For this recording especially, I’ve been influenced by the Sonoran desert of Tucson. There is so much life that thrives in the many seasons here. We have a fairly short monsoon season in the middle of the hottest time of summer which nourishes the plants and animals through the year. The Saguaro cactus somehow thrives in the environment and can live up to 200 years. The spring is full of colorful flowers and creeks running from snow runoff. It snowed a winter back and it was amazing to see snow falling on the cacti. So there is this great mystery of life in the desert. Maybe this is why mystics and monks have found deep spiritual life in the desert.
What is one of your most meaningful moments/discoveries in your life?
On a beautiful day in the Pacific Northwest, I was walking with my freshman high school friends, laughing and having what seemed like a perfect day. Yet, once alone I had this deep question, is this all there is? This is where my deeper spiritual journey led me to communion with the Creator who loves us and brings us to wholeness which I found in Christ. Over time my faith has broadened and grown but the central view of Jesus’ life and death and life has been my connection, my communion with God.
What would you like to try that you have not tried yet?
I’d like to do a solo backpacking trip. There’s something about the solitude and challenge that interests me.
Where do you dream of going?
I would love to see what Southern California, Tucson and other beautiful spaces looked like when only the Native Americans lived here. I have a deep respect for the way the land was taken care of in a sacred way so maybe I could sit and listen to the wisdom and enjoy the clear air, flowing water and abundant wildlife.
How do you balance producing and teaching and performing?

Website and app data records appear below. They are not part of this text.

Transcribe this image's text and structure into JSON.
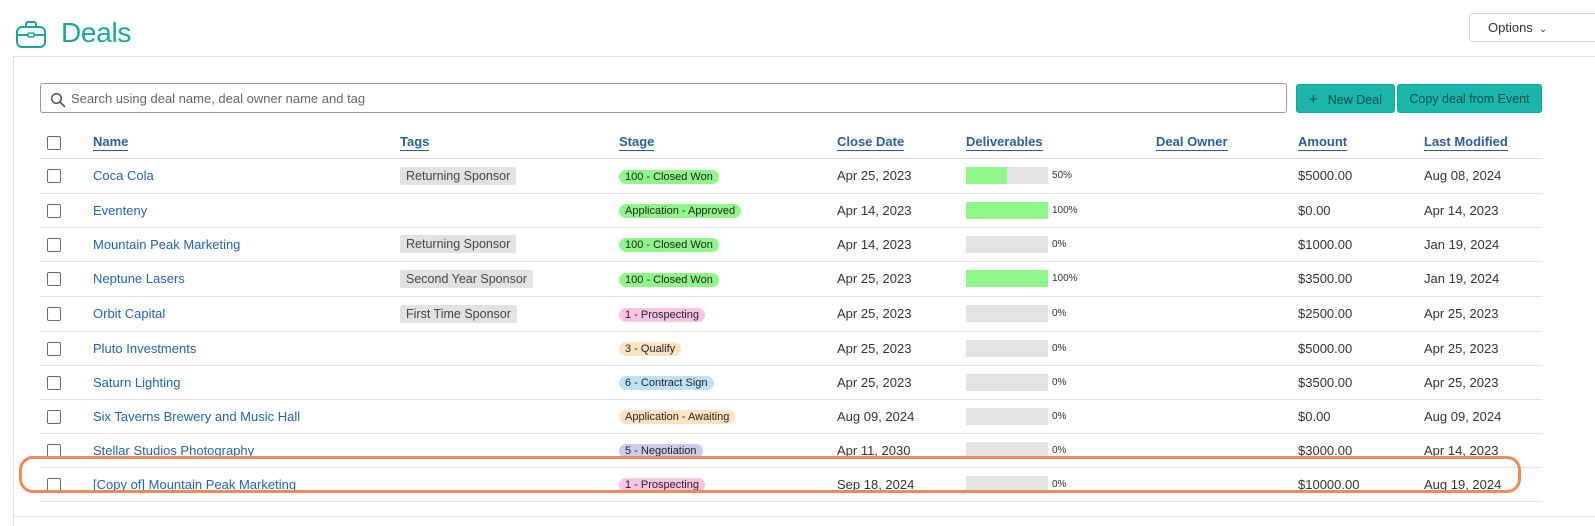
{
  "header": {
    "title": "Deals",
    "options_label": "Options",
    "accent": "#1aa79a"
  },
  "search": {
    "placeholder": "Search using deal name, deal owner name and tag",
    "value": ""
  },
  "actions": {
    "new_deal_label": "New Deal",
    "copy_deal_label": "Copy deal from Event"
  },
  "table": {
    "columns": [
      "Name",
      "Tags",
      "Stage",
      "Close Date",
      "Deliverables",
      "Deal Owner",
      "Amount",
      "Last Modified"
    ],
    "rows": [
      {
        "name": "Coca Cola",
        "tag": "Returning Sponsor",
        "stage": "100 - Closed Won",
        "stage_color": "#8ff78a",
        "close_date": "Apr 25, 2023",
        "deliverables": 50,
        "deliverables_label": "50%",
        "owner": "",
        "amount": "$5000.00",
        "modified": "Aug 08, 2024"
      },
      {
        "name": "Eventeny",
        "tag": "",
        "stage": "Application - Approved",
        "stage_color": "#8ff78a",
        "close_date": "Apr 14, 2023",
        "deliverables": 100,
        "deliverables_label": "100%",
        "owner": "",
        "amount": "$0.00",
        "modified": "Apr 14, 2023"
      },
      {
        "name": "Mountain Peak Marketing",
        "tag": "Returning Sponsor",
        "stage": "100 - Closed Won",
        "stage_color": "#8ff78a",
        "close_date": "Apr 14, 2023",
        "deliverables": 0,
        "deliverables_label": "0%",
        "owner": "",
        "amount": "$1000.00",
        "modified": "Jan 19, 2024"
      },
      {
        "name": "Neptune Lasers",
        "tag": "Second Year Sponsor",
        "stage": "100 - Closed Won",
        "stage_color": "#8ff78a",
        "close_date": "Apr 25, 2023",
        "deliverables": 100,
        "deliverables_label": "100%",
        "owner": "",
        "amount": "$3500.00",
        "modified": "Jan 19, 2024"
      },
      {
        "name": "Orbit Capital",
        "tag": "First Time Sponsor",
        "stage": "1 - Prospecting",
        "stage_color": "#f9c4e4",
        "close_date": "Apr 25, 2023",
        "deliverables": 0,
        "deliverables_label": "0%",
        "owner": "",
        "amount": "$2500.00",
        "modified": "Apr 25, 2023"
      },
      {
        "name": "Pluto Investments",
        "tag": "",
        "stage": "3 - Qualify",
        "stage_color": "#fde3c2",
        "close_date": "Apr 25, 2023",
        "deliverables": 0,
        "deliverables_label": "0%",
        "owner": "",
        "amount": "$5000.00",
        "modified": "Apr 25, 2023"
      },
      {
        "name": "Saturn Lighting",
        "tag": "",
        "stage": "6 - Contract Sign",
        "stage_color": "#bfe2fb",
        "close_date": "Apr 25, 2023",
        "deliverables": 0,
        "deliverables_label": "0%",
        "owner": "",
        "amount": "$3500.00",
        "modified": "Apr 25, 2023"
      },
      {
        "name": "Six Taverns Brewery and Music Hall",
        "tag": "",
        "stage": "Application - Awaiting",
        "stage_color": "#fde3c2",
        "close_date": "Aug 09, 2024",
        "deliverables": 0,
        "deliverables_label": "0%",
        "owner": "",
        "amount": "$0.00",
        "modified": "Aug 09, 2024"
      },
      {
        "name": "Stellar Studios Photography",
        "tag": "",
        "stage": "5 - Negotiation",
        "stage_color": "#cbcbef",
        "close_date": "Apr 11, 2030",
        "deliverables": 0,
        "deliverables_label": "0%",
        "owner": "",
        "amount": "$3000.00",
        "modified": "Apr 14, 2023"
      },
      {
        "name": "[Copy of] Mountain Peak Marketing",
        "tag": "",
        "stage": "1 - Prospecting",
        "stage_color": "#f9c4e4",
        "close_date": "Sep 18, 2024",
        "deliverables": 0,
        "deliverables_label": "0%",
        "owner": "",
        "amount": "$10000.00",
        "modified": "Aug 19, 2024"
      }
    ]
  },
  "highlight_color": "#f08a5a"
}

This is interesting, because as artists we have to make a living. The kind of music we do with Spotted Peccary has a broad audience (and I find most people desire contemplative ambient music) but there aren’t many avenues to play live. So teaching became my main source of income but I don’t want to belittle it’s importance. I taught art, Music and coached sports for 15 years and loved it. Teaching is something that came naturally to me. Currently, I teach guitar to about 50 students at Allegro School of Music. This gives me time to keep creating music and I’m very happy with the new release Full of Life which is deeply influenced by my new life with Catherine and the Tucson desert. I think this is fertile ground because I’ve written many new songs for my next recording as well.
You have such an abundance of original music that you share with the world, what is your compositional process like?
It usually starts with one or two chords or arpeggio. Then, I add harmony which moves it the way I’m feeling it should go. Sometimes I start out looking for a certain space, like slower repetition or maybe a bit more complex solo piece. I’ve been inspired by using different tunings. For Full of Life, I used Robert Fripp’s New Standard Tuning which brought new ideas and ways of approaching the guitar and writing.
Much of the music is “written” on acoustic with a looper to either create atmosphere or second and third parts or melodies. Solos are improvised but I do this sparingly. The more ambient pieces like Rincon Fading Light are at least begun with improvisation. From there I work intuitively with layers, atmospheres and melodies.
How do you decide between electric compared to acoustic guitar sounds?
Hmmm, I wonder if it’s just what I picked up that day? I’ve always liked the sound of electric or electronics along with acoustic/organic sounds. So, as I’m recording, I may try different guitars to add interest or breathe a different life into a song.
What is next for your music?
I’m very interested in music as prayer. Does that mean a more stripped down, solo performance kind of recording or a simple prayer without ceasing approach to production? Maybe it’s an entire record where the listener can sit in a prayerful space? I’m not sure yet, but I’m excited and inspired right now to keep creating.
Thank you for this opportunity to explore your music further!